Archive for the ‘Code’ Category

Why does layout change in IE when UL is alone in a TD vs having an extra empty DIV?

Friday, July 31st, 2009

I’m trying to find an answer to my layout question — I posted it to stack overflow:Why does layout change in IE when UL is alone in a TD vs having an extra empty DIV?. I’m posting it here as well, so I can upload a screenshot.

Update: There is now an answer on the stackoverflow question; One of the css rules makes the li tag white — it doesn’t have to, because the a is white. IE takes the spaces between the lis, and puts them in the enclusing td. This pushes the li down, causing it to overlap the border line.

I’m adding css-based tab navigation to a site that is still using table-based layout. When I place my tab list inside a td, there is a visual “gap” that you can see. If I put an empty div with “width: 100%” in the td, then my tab list displays correctly. (It also works fine outside the table.)Why does the div make the tabs lay out correctly, and is there a better way to make them do so without adding a content-free div?Here’s my test case: Test Case: Why does layout change in IE when UL is alone in a TD vs having an extra empty DIV?And a Screen Shot:

Screen shot of the error in IE 7

Unit Test Abuses — Who Needs Mocks?

Friday, April 11th, 2008

So, when I fix a bug, I like to wrap a test around it to catch regressions. When I wrote the test for the bug discussed under Debugging adventures with DBD::Sybase, I had to make an unusual work-around…

eval {
    # ick. ick. ick. You didn't see me do this.
    no warnings 'redefine';
    local *App::is_schedule_found = sub { pass("called bogus func");  return (1, 'ok'); };
    ($ok, $msg) = App::process_row($dbh, $questionable_row);
    ok($ok, "processing row: $msg");
unlike($@, qr/^Panic: Can't have multiple statement handles on a single database handle when AutoCommit is OFF/,
        "Sybase Error Handling busted");

I’ve changed the package name to “App” to protect the guilty. process_row calls is_schedule_found, and bails out if it’s not found. Since this bug only show up when testing against the real database, I can’t fake out the data source. So I insert the appropriate prerequisite data, and then run the procedure. But I don’t want to build up the whole structure just to adjust one table. (The database doesn’t have integrity constraints… Not my preference, but that’s how it is today.)

So I replace the function that checks for the schedule with one that always returns true. I don’t need to dependency inject a mock with an interface, I just adjust the global symbol table.

Debugging adventures with DBD::Sybase

Tuesday, April 8th, 2008

So, I recently debugged an error in some code I inherited. It was a relatively bizarre corner case that I thought might be interested.

The code is Perl running on windows, accessing a sybase database using DBI and DBD::Sybase.

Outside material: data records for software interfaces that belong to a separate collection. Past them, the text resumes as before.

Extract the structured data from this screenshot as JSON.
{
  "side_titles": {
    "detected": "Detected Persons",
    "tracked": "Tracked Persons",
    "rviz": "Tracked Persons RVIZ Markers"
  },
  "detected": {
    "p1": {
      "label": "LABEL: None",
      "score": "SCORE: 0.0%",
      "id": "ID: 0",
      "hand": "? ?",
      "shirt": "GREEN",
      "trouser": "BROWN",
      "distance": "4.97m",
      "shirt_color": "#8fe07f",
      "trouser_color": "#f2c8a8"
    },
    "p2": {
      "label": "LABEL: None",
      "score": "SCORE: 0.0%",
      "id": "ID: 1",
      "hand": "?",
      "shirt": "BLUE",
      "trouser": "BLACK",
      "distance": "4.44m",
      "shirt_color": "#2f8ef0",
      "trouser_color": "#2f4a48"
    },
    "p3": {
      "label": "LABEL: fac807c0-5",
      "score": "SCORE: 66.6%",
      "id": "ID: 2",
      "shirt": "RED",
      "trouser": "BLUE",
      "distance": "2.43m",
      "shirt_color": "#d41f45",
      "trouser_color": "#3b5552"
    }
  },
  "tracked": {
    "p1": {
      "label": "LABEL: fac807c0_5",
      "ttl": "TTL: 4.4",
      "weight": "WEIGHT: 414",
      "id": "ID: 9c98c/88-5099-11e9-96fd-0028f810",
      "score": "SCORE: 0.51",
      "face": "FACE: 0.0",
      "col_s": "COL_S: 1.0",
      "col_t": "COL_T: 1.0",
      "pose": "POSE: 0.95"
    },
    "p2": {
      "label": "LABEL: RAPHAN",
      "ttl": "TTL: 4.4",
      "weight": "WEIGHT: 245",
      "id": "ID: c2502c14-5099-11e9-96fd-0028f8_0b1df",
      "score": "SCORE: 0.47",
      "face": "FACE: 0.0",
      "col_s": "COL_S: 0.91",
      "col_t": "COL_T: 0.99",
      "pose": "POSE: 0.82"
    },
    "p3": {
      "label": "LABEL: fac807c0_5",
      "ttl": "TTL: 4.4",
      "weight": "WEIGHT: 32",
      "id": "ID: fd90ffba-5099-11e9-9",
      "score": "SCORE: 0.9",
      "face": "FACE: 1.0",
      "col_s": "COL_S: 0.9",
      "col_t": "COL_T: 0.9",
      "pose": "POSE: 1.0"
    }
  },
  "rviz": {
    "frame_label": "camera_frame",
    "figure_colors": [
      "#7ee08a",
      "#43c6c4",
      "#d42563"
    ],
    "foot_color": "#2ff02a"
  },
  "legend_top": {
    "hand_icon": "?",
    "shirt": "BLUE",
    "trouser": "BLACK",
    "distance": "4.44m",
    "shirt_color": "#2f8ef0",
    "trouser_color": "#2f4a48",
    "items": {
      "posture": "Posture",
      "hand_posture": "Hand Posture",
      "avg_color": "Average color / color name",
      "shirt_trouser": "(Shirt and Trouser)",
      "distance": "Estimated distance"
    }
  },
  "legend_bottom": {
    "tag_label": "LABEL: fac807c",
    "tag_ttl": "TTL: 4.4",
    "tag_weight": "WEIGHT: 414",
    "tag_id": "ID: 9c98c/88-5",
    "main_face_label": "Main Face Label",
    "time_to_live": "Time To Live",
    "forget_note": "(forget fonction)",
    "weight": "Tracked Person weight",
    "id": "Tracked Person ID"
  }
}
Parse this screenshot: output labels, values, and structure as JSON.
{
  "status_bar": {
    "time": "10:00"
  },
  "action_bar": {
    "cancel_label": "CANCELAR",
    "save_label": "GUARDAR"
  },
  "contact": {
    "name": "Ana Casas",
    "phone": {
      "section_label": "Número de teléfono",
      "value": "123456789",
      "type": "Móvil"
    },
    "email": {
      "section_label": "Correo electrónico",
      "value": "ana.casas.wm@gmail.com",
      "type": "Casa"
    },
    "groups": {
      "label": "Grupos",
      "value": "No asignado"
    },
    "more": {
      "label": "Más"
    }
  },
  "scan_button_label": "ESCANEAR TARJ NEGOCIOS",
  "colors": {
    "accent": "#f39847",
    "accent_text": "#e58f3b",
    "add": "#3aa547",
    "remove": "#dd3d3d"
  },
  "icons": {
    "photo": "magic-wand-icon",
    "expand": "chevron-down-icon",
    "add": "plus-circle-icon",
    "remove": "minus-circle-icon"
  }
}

This was the basic structure of the code:

 sub process_record {
	my $record = shift;

	if (is_record_in_db($record)) {
		if (mark_existing_record_deleted($record)) {
	} else {

There was some other stuff in there too, but it doesn’t matter for this story.

This code had been in production for about a year, and it’s been working fine. Suddenly we start getting this error:

Panic: Can't have multiple statement handles on a single database handle when AutoCommit is OFF

It also gives a line number from the bowels of DBD::Sybase. I try to get a full stack trace by running it under -MCarp=verbose . But, DBD::Sybase doesn’t croak, it dies, so I can’t see which call of mine is killing it. I don’t feel like hitting the debugger yet, so I think some more.

Now, this error comes only after we’ve processed 5000 or so records, so I take a look to see what’s different about the record where it fails, and I notice that it takes the path which calls mark_existing_record_deleted, while none of the others do. (Inserts heavily outnumber updates on this application.)

(Note: all of the called routines access the database.) DBD::Sybase doesn’t allow you to have multiple statement handles. So I look in the code and see that, sure enough, mark_existing_record_deleted doesn’t have a call to $sth->finish . But neither does is_record_in_db! Now I’m wondering, “how does this thing work at all?”

The answer is, that DBD::Sybase automatically finishes the handle for you when you read past the last row. So when there’s no data in the database, the query in is_record_in_db returns no rows. One fetch is “past the end,” so the handle gets closed. But when there is data, the query handle is open, causing the application to die when you try to open another handle in mark_existing_record_deleted.

So, watch out for that when you write code against Sybase.